The film La ultima cena was about a count, his slaves, and his sugar cane plantation. The primary conflict in the film is that of the justification of slavery. The overseers and master are thoroughly Christian and believe that the doctrine of Christianity justifies their ownership of slaves. The master of the plantation wants to assure his place in heaven after his passing and wants to introduce and educate his heathen slaves about the virtues of Christianity. While he does this as a selfless act, it makes it that much more selfish by disguising his motives as ethical and pious. Another reason for the attempted conversion of the slaves is to make them more passive and possibly accepting of the order of the world. By the end of the film the master, and owner of the sugar plantation, must know that his imprisonment of others is wrong. After his failed attempt at introducing and converting twelve of his slaves to Christianity they revolt and attempt to flee, with most of them being caught, killed, and beheaded. The primary opposing force, Sebastian is the lone survivor and escapee. He alone survives because he never trusted the whites, whether overseers or owners. The slaves themselves were portrayed very well, because they, like in real life, were not all from the same background. According to Mraz, many representations of slaves working on a certain farm or plantation are misportrayed in this manner.

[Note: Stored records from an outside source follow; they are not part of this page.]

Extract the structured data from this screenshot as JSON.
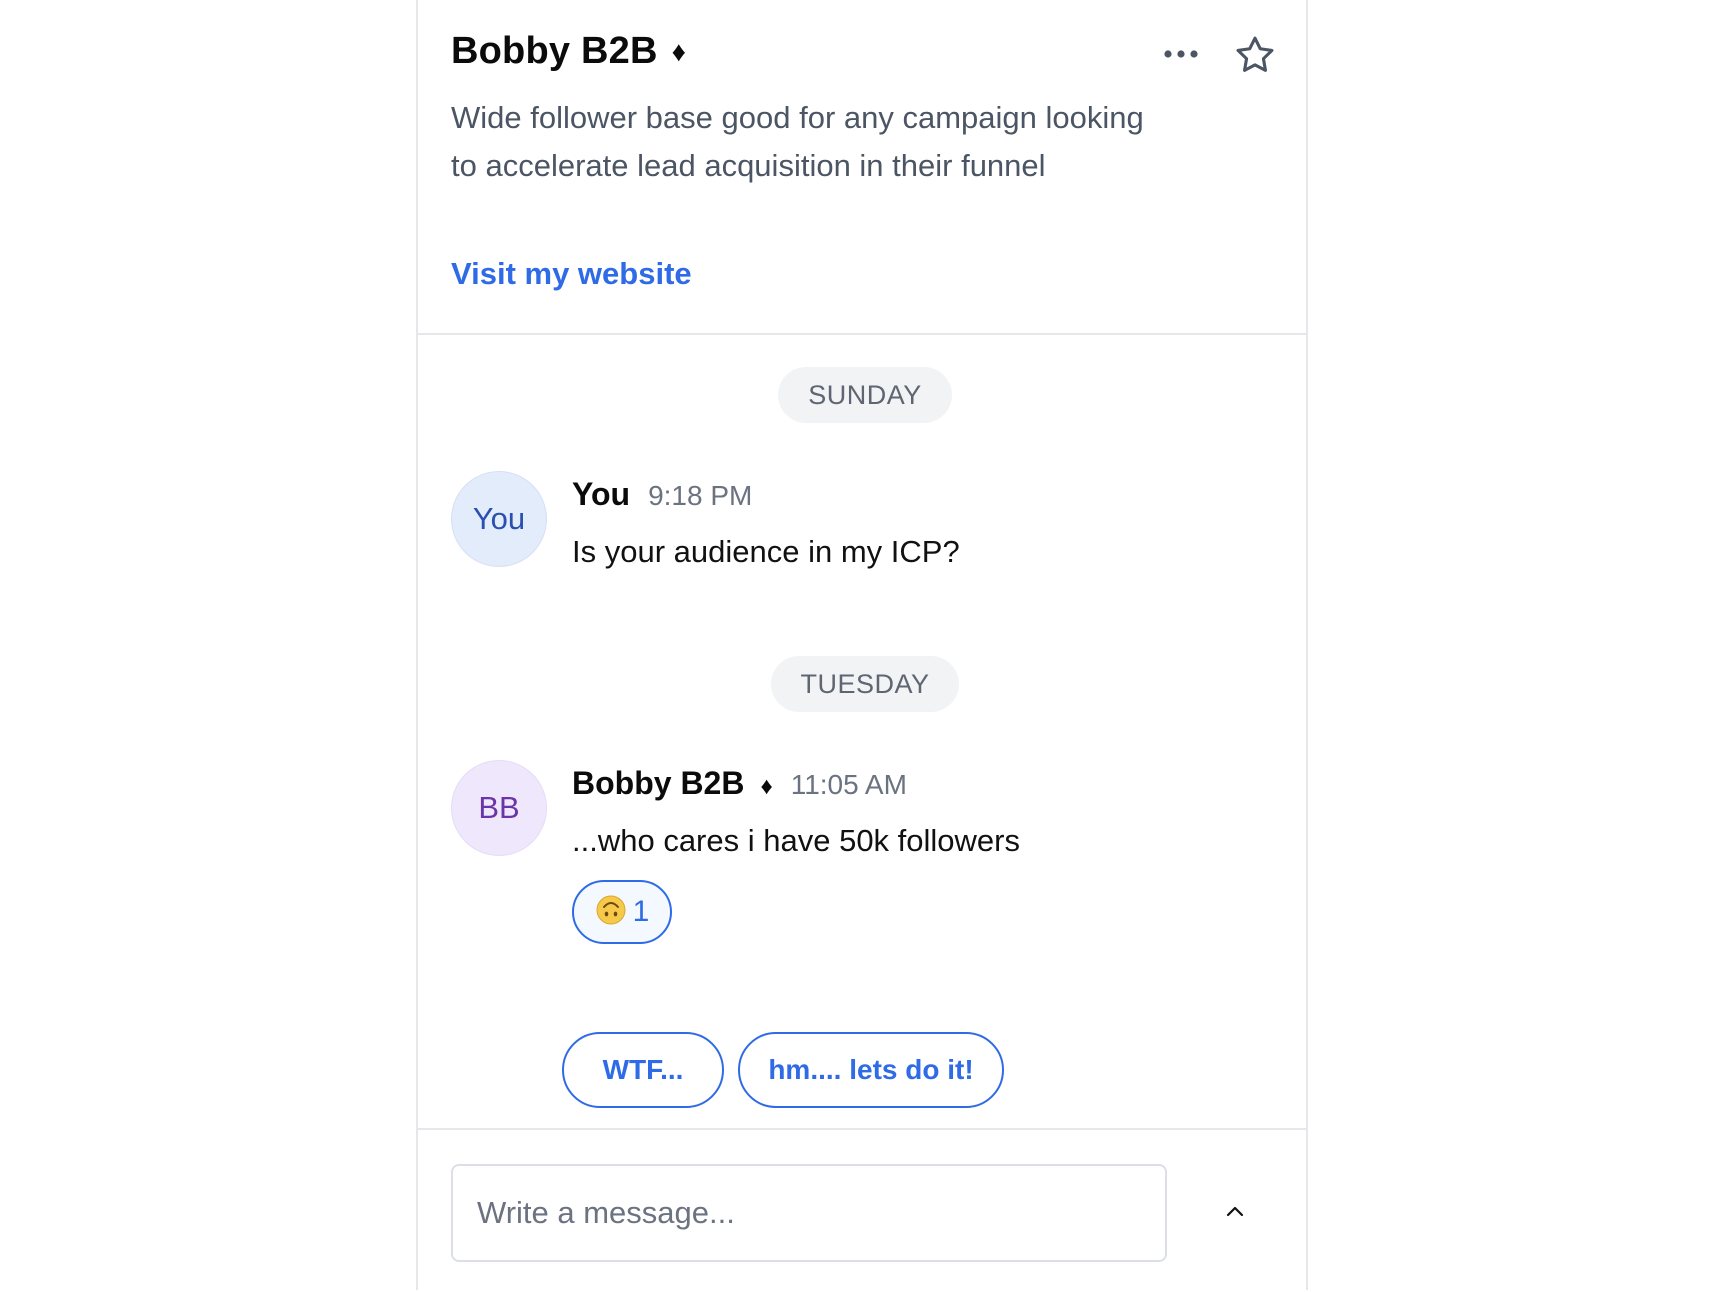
{
  "header": {
    "title": "Bobby B2B",
    "title_badge": "♦",
    "description": "Wide follower base good for any campaign looking to accelerate lead acquisition in their funnel",
    "website_link": "Visit my website",
    "more_icon": "more-horizontal-icon",
    "favorite_icon": "star-outline-icon"
  },
  "conversation": {
    "day_separators": [
      "SUNDAY",
      "TUESDAY"
    ],
    "messages": [
      {
        "avatar_text": "You",
        "sender": "You",
        "time": "9:18 PM",
        "text": "Is your audience in my ICP?"
      },
      {
        "avatar_text": "BB",
        "sender": "Bobby B2B",
        "sender_badge": "♦",
        "time": "11:05 AM",
        "text": "...who cares i have 50k followers",
        "reaction": {
          "emoji": "🙃",
          "icon": "upside-down-face-emoji",
          "count": "1"
        }
      }
    ],
    "quick_replies": [
      "WTF...",
      "hm.... lets do it!"
    ]
  },
  "composer": {
    "placeholder": "Write a message...",
    "value": "",
    "expand_icon": "chevron-up-icon"
  },
  "colors": {
    "accent": "#2f6be6",
    "muted_text": "#6b7280",
    "border": "#e5e7eb",
    "pill_bg": "#f2f3f5",
    "avatar_you_bg": "#e3ecfb",
    "avatar_bb_bg": "#efe7fb"
  }
}
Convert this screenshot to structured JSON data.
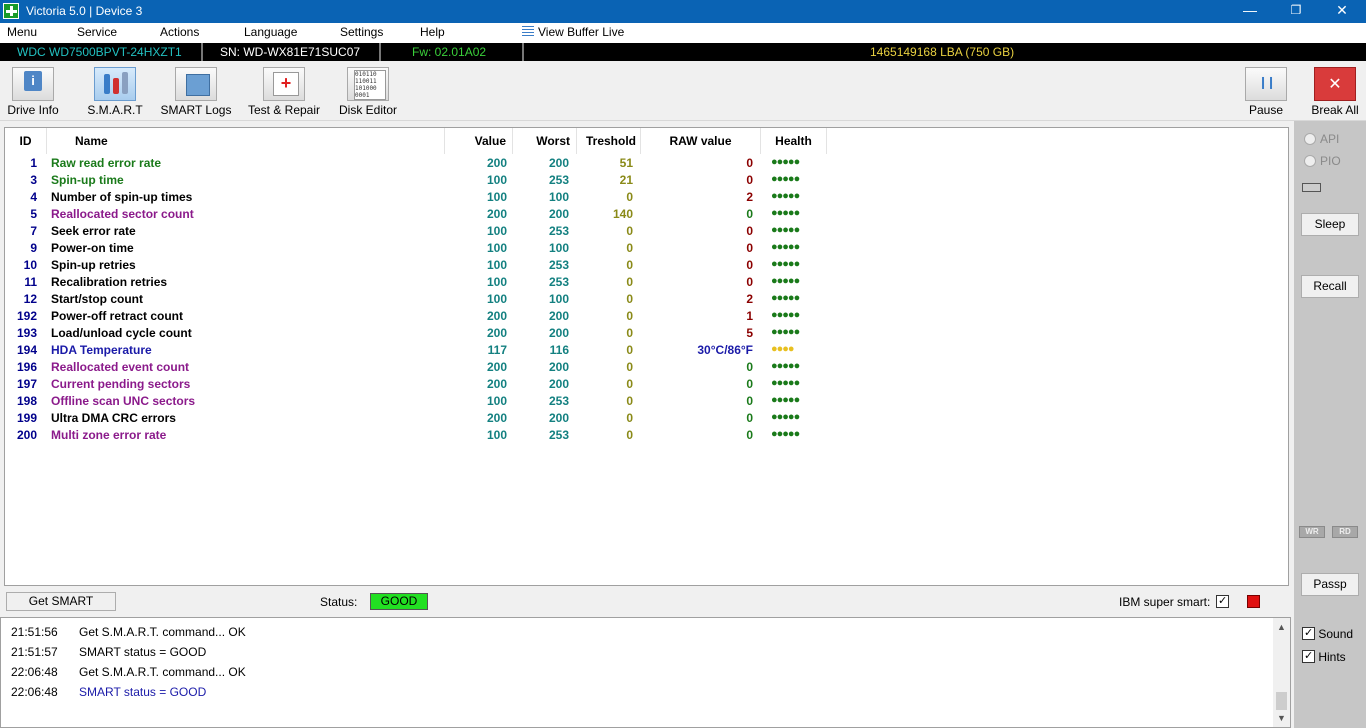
{
  "window": {
    "title": "Victoria 5.0 | Device 3",
    "min": "—",
    "max": "❐",
    "close": "✕"
  },
  "menu": {
    "items": [
      "Menu",
      "Service",
      "Actions",
      "Language",
      "Settings",
      "Help"
    ],
    "view_buffer": "View Buffer Live"
  },
  "drive": {
    "model": "WDC WD7500BPVT-24HXZT1",
    "serial": "SN: WD-WX81E71SUC07",
    "firmware": "Fw: 02.01A02",
    "capacity": "1465149168 LBA (750 GB)"
  },
  "toolbar": {
    "drive_info": "Drive Info",
    "smart": "S.M.A.R.T",
    "smart_logs": "SMART Logs",
    "test_repair": "Test & Repair",
    "disk_editor": "Disk Editor",
    "pause": "Pause",
    "break_all": "Break All"
  },
  "table": {
    "headers": {
      "id": "ID",
      "name": "Name",
      "value": "Value",
      "worst": "Worst",
      "threshold": "Treshold",
      "raw": "RAW value",
      "health": "Health"
    },
    "rows": [
      {
        "id": "1",
        "name": "Raw read error rate",
        "value": "200",
        "worst": "200",
        "threshold": "51",
        "raw": "0",
        "health": "●●●●●",
        "name_color": "#1a7a1a",
        "raw_color": "#8b0000",
        "health_color": "#1a7a1a"
      },
      {
        "id": "3",
        "name": "Spin-up time",
        "value": "100",
        "worst": "253",
        "threshold": "21",
        "raw": "0",
        "health": "●●●●●",
        "name_color": "#1a7a1a",
        "raw_color": "#8b0000",
        "health_color": "#1a7a1a"
      },
      {
        "id": "4",
        "name": "Number of spin-up times",
        "value": "100",
        "worst": "100",
        "threshold": "0",
        "raw": "2",
        "health": "●●●●●",
        "name_color": "#000000",
        "raw_color": "#8b0000",
        "health_color": "#1a7a1a"
      },
      {
        "id": "5",
        "name": "Reallocated sector count",
        "value": "200",
        "worst": "200",
        "threshold": "140",
        "raw": "0",
        "health": "●●●●●",
        "name_color": "#8b1a8b",
        "raw_color": "#1a7a1a",
        "health_color": "#1a7a1a"
      },
      {
        "id": "7",
        "name": "Seek error rate",
        "value": "100",
        "worst": "253",
        "threshold": "0",
        "raw": "0",
        "health": "●●●●●",
        "name_color": "#000000",
        "raw_color": "#8b0000",
        "health_color": "#1a7a1a"
      },
      {
        "id": "9",
        "name": "Power-on time",
        "value": "100",
        "worst": "100",
        "threshold": "0",
        "raw": "0",
        "health": "●●●●●",
        "name_color": "#000000",
        "raw_color": "#8b0000",
        "health_color": "#1a7a1a"
      },
      {
        "id": "10",
        "name": "Spin-up retries",
        "value": "100",
        "worst": "253",
        "threshold": "0",
        "raw": "0",
        "health": "●●●●●",
        "name_color": "#000000",
        "raw_color": "#8b0000",
        "health_color": "#1a7a1a"
      },
      {
        "id": "11",
        "name": "Recalibration retries",
        "value": "100",
        "worst": "253",
        "threshold": "0",
        "raw": "0",
        "health": "●●●●●",
        "name_color": "#000000",
        "raw_color": "#8b0000",
        "health_color": "#1a7a1a"
      },
      {
        "id": "12",
        "name": "Start/stop count",
        "value": "100",
        "worst": "100",
        "threshold": "0",
        "raw": "2",
        "health": "●●●●●",
        "name_color": "#000000",
        "raw_color": "#8b0000",
        "health_color": "#1a7a1a"
      },
      {
        "id": "192",
        "name": "Power-off retract count",
        "value": "200",
        "worst": "200",
        "threshold": "0",
        "raw": "1",
        "health": "●●●●●",
        "name_color": "#000000",
        "raw_color": "#8b0000",
        "health_color": "#1a7a1a"
      },
      {
        "id": "193",
        "name": "Load/unload cycle count",
        "value": "200",
        "worst": "200",
        "threshold": "0",
        "raw": "5",
        "health": "●●●●●",
        "name_color": "#000000",
        "raw_color": "#8b0000",
        "health_color": "#1a7a1a"
      },
      {
        "id": "194",
        "name": "HDA Temperature",
        "value": "117",
        "worst": "116",
        "threshold": "0",
        "raw": "30°C/86°F",
        "health": "●●●●",
        "name_color": "#1a1aa8",
        "raw_color": "#1a1aa8",
        "health_color": "#e8c020"
      },
      {
        "id": "196",
        "name": "Reallocated event count",
        "value": "200",
        "worst": "200",
        "threshold": "0",
        "raw": "0",
        "health": "●●●●●",
        "name_color": "#8b1a8b",
        "raw_color": "#1a7a1a",
        "health_color": "#1a7a1a"
      },
      {
        "id": "197",
        "name": "Current pending sectors",
        "value": "200",
        "worst": "200",
        "threshold": "0",
        "raw": "0",
        "health": "●●●●●",
        "name_color": "#8b1a8b",
        "raw_color": "#1a7a1a",
        "health_color": "#1a7a1a"
      },
      {
        "id": "198",
        "name": "Offline scan UNC sectors",
        "value": "100",
        "worst": "253",
        "threshold": "0",
        "raw": "0",
        "health": "●●●●●",
        "name_color": "#8b1a8b",
        "raw_color": "#1a7a1a",
        "health_color": "#1a7a1a"
      },
      {
        "id": "199",
        "name": "Ultra DMA CRC errors",
        "value": "200",
        "worst": "200",
        "threshold": "0",
        "raw": "0",
        "health": "●●●●●",
        "name_color": "#000000",
        "raw_color": "#1a7a1a",
        "health_color": "#1a7a1a"
      },
      {
        "id": "200",
        "name": "Multi zone error rate",
        "value": "100",
        "worst": "253",
        "threshold": "0",
        "raw": "0",
        "health": "●●●●●",
        "name_color": "#8b1a8b",
        "raw_color": "#1a7a1a",
        "health_color": "#1a7a1a"
      }
    ]
  },
  "sidebar": {
    "api": "API",
    "pio": "PIO",
    "sleep": "Sleep",
    "recall": "Recall",
    "wr": "WR",
    "rd": "RD",
    "passp": "Passp"
  },
  "status": {
    "get_smart": "Get SMART",
    "label": "Status:",
    "value": "GOOD",
    "ibm_label": "IBM super smart:"
  },
  "log": [
    {
      "time": "21:51:56",
      "msg": "Get S.M.A.R.T. command... OK",
      "color": "#000000"
    },
    {
      "time": "21:51:57",
      "msg": "SMART status = GOOD",
      "color": "#000000"
    },
    {
      "time": "22:06:48",
      "msg": "Get S.M.A.R.T. command... OK",
      "color": "#000000"
    },
    {
      "time": "22:06:48",
      "msg": "SMART status = GOOD",
      "color": "#1a1aa8"
    }
  ],
  "options": {
    "sound": "Sound",
    "hints": "Hints"
  },
  "colors": {
    "titlebar": "#0a63b4",
    "model": "#22c0c0",
    "firmware": "#3ad03a",
    "capacity": "#e8d040",
    "good": "#22e022",
    "indicator": "#e01010"
  }
}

This is a very powerful overlooking of cultures, lumping the slaves together as one and devaluing their existence by thinking of them as a whole and not individuals.
It is interesting to note that a similar movie The Other Francisco, was accepted as a better representation between owner and slaves relations in Cuba during this time, according to the first article. The article states that “La Ultima Cena” “lacked formal complexity, going on to say that the story line was conceived based on a single paragraph from a previous work. The fact that they were adequately able to thrust an ultimately religious tale in a historical perspective should be commended. The film even goes as far as to introduce technological innovation in the harvesting of sugar cane to add to the setting. However, as seen in the American South, such technology eventually creates a product that a whole region relies on, and thus the institution of slavery is relied upon to greater extents.